colour Compression

Your optic nerve can only transmit about one percent of the information captured by the retina, so a huge amount of data compression is carried out within the eye. Similarly, video data from an electronic sensor is usually compressed, be it within the camera or afterwards. Luminance information is often prioritised over chrominance during compression.

Examples of chroma subsampling ratios

You have probably come across chroma subsampling expressed as, for example, 444 or 422, as in ProRes 4444 (the final 4 being transparency information, only relevant to files generated in postproduction) and ProRes 422. The three digits describe the ratios of colour and luminance information: a file with 444 chroma subsampling has no colour compression; a 422 file retains colour information only in every second pixel; a 420 file, such as those on a DVD or BluRay, contains one pixel of blue info and one of red info (the green being derived from those two and the luminance) to every four pixels of luma.

Whether every pixel, or only a fraction of them, has colour information, the precision of that colour info can vary. This is known as bit depth or colour depth. The more bits allocated to describing the colour of each pixel (or group of pixels), the more precise the colours of the image will be. DSLRs typically record video in 24-bit colour, more commonly described as 8bpc or 8 bits per (colour) channel. Images of this bit depth fall apart pretty quickly when you try to grade them. Professional cinema cameras record 10 or 12 bits per channel, which is much more flexible in postproduction.

CIE diagram showing the gamuts of three video standards. D65 is the standard for white.

The third attribute of recorded colour is gamut, the breadth of the spectrum of colours. You may have seen a CIE (Commission Internationale de l’Eclairage) diagram, which depicts the range of colours perceptible by human vision. Triangles are often superimposed on this diagram to illustrate the gamut (range of colours) that can be described by various colour spaces. The three colour spaces you are most likely to come across are, in ascending order of gamut size: Rec.709, an old standard that is still used by many monitors; P3, used by digital cinema projectors; and Rec.2020. The latter is the standard for ultra-HD, and Netflix are already requiring that some of their shows are delivered in it, even though monitors capable of displaying Rec.2020 do not yet exist. Most cinema cameras today can record images in Rec.709 (known as “video” mode on Blackmagic cameras) or a proprietary wide gamut (“film” mode on a Blackmagic, or “log” on others) which allows more flexibility in the grading suite. Note that the two modes also alter the recording of luminance and dynamic range.

To summarise as simply as possible: chroma subsampling is the proportion of pixels which have colour information, bit depth is the accuracy of that information and gamut is the limits of that info.

That’s all for today.
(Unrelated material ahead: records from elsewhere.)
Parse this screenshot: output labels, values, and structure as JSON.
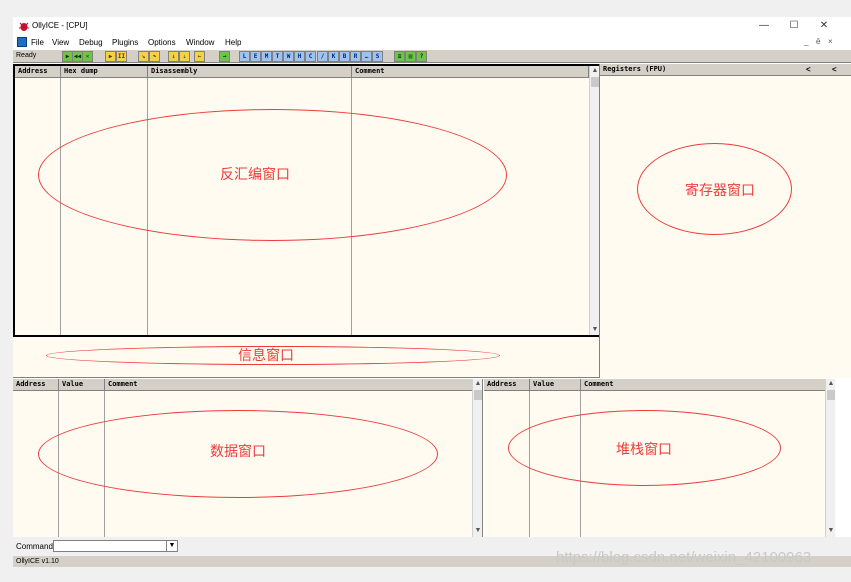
{
  "window": {
    "title": "OllyICE - [CPU]",
    "controls": {
      "minimize": "—",
      "maximize": "☐",
      "close": "✕"
    }
  },
  "menu": {
    "items": [
      "File",
      "View",
      "Debug",
      "Plugins",
      "Options",
      "Window",
      "Help"
    ],
    "mdi_controls": [
      "_",
      "ē",
      "×"
    ]
  },
  "toolbar": {
    "status": "Ready",
    "buttons": [
      {
        "glyph": "▶",
        "style": "green",
        "icon": "open-icon"
      },
      {
        "glyph": "◀◀",
        "style": "green",
        "icon": "restart-icon"
      },
      {
        "glyph": "✕",
        "style": "green",
        "icon": "close-icon"
      },
      {
        "glyph": "▶",
        "style": "yellow",
        "icon": "run-icon"
      },
      {
        "glyph": "II",
        "style": "yellow",
        "icon": "pause-icon"
      },
      {
        "glyph": "↘",
        "style": "yellow",
        "icon": "step-into-icon"
      },
      {
        "glyph": "↷",
        "style": "yellow",
        "icon": "step-over-icon"
      },
      {
        "glyph": "↓",
        "style": "yellow",
        "icon": "trace-into-icon"
      },
      {
        "glyph": "⇣",
        "style": "yellow",
        "icon": "trace-over-icon"
      },
      {
        "glyph": "←",
        "style": "yellow",
        "icon": "execute-till-return-icon"
      },
      {
        "glyph": "→",
        "style": "green",
        "icon": "go-to-icon"
      },
      {
        "glyph": "L",
        "style": "blue",
        "icon": "log-window-icon"
      },
      {
        "glyph": "E",
        "style": "blue",
        "icon": "modules-window-icon"
      },
      {
        "glyph": "M",
        "style": "blue",
        "icon": "memory-window-icon"
      },
      {
        "glyph": "T",
        "style": "blue",
        "icon": "threads-window-icon"
      },
      {
        "glyph": "W",
        "style": "blue",
        "icon": "windows-window-icon"
      },
      {
        "glyph": "H",
        "style": "blue",
        "icon": "handles-window-icon"
      },
      {
        "glyph": "C",
        "style": "blue",
        "icon": "cpu-window-icon"
      },
      {
        "glyph": "/",
        "style": "blue",
        "icon": "patches-window-icon"
      },
      {
        "glyph": "K",
        "style": "blue",
        "icon": "call-stack-window-icon"
      },
      {
        "glyph": "B",
        "style": "blue",
        "icon": "breakpoints-window-icon"
      },
      {
        "glyph": "R",
        "style": "blue",
        "icon": "references-window-icon"
      },
      {
        "glyph": "…",
        "style": "blue",
        "icon": "run-trace-window-icon"
      },
      {
        "glyph": "S",
        "style": "blue",
        "icon": "source-window-icon"
      },
      {
        "glyph": "≡",
        "style": "green",
        "icon": "options-icon"
      },
      {
        "glyph": "▤",
        "style": "green",
        "icon": "appearance-icon"
      },
      {
        "glyph": "?",
        "style": "green",
        "icon": "help-icon"
      }
    ]
  },
  "cpu": {
    "columns": [
      "Address",
      "Hex dump",
      "Disassembly",
      "Comment"
    ],
    "annotation": "反汇编窗口"
  },
  "registers": {
    "title": "Registers (FPU)",
    "nav": [
      "<",
      "<"
    ],
    "annotation": "寄存器窗口"
  },
  "info": {
    "annotation": "信息窗口"
  },
  "dump": {
    "columns": [
      "Address",
      "Value",
      "Comment"
    ],
    "annotation": "数据窗口"
  },
  "stack": {
    "columns": [
      "Address",
      "Value",
      "Comment"
    ],
    "annotation": "堆栈窗口"
  },
  "command": {
    "label": "Command",
    "value": ""
  },
  "status": {
    "text": "OllyICE v1.10"
  },
  "watermark": "https://blog.csdn.net/weixin_42100963",
  "colors": {
    "annotation": "#ee3b3b",
    "pane_bg": "#fffbf0",
    "header_bg": "#d4d0c8"
  }
}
In future posts I will look at how some of the above science leads to colour theory and how cinematographers can make practical use of it.

SaveSave

How Colour Works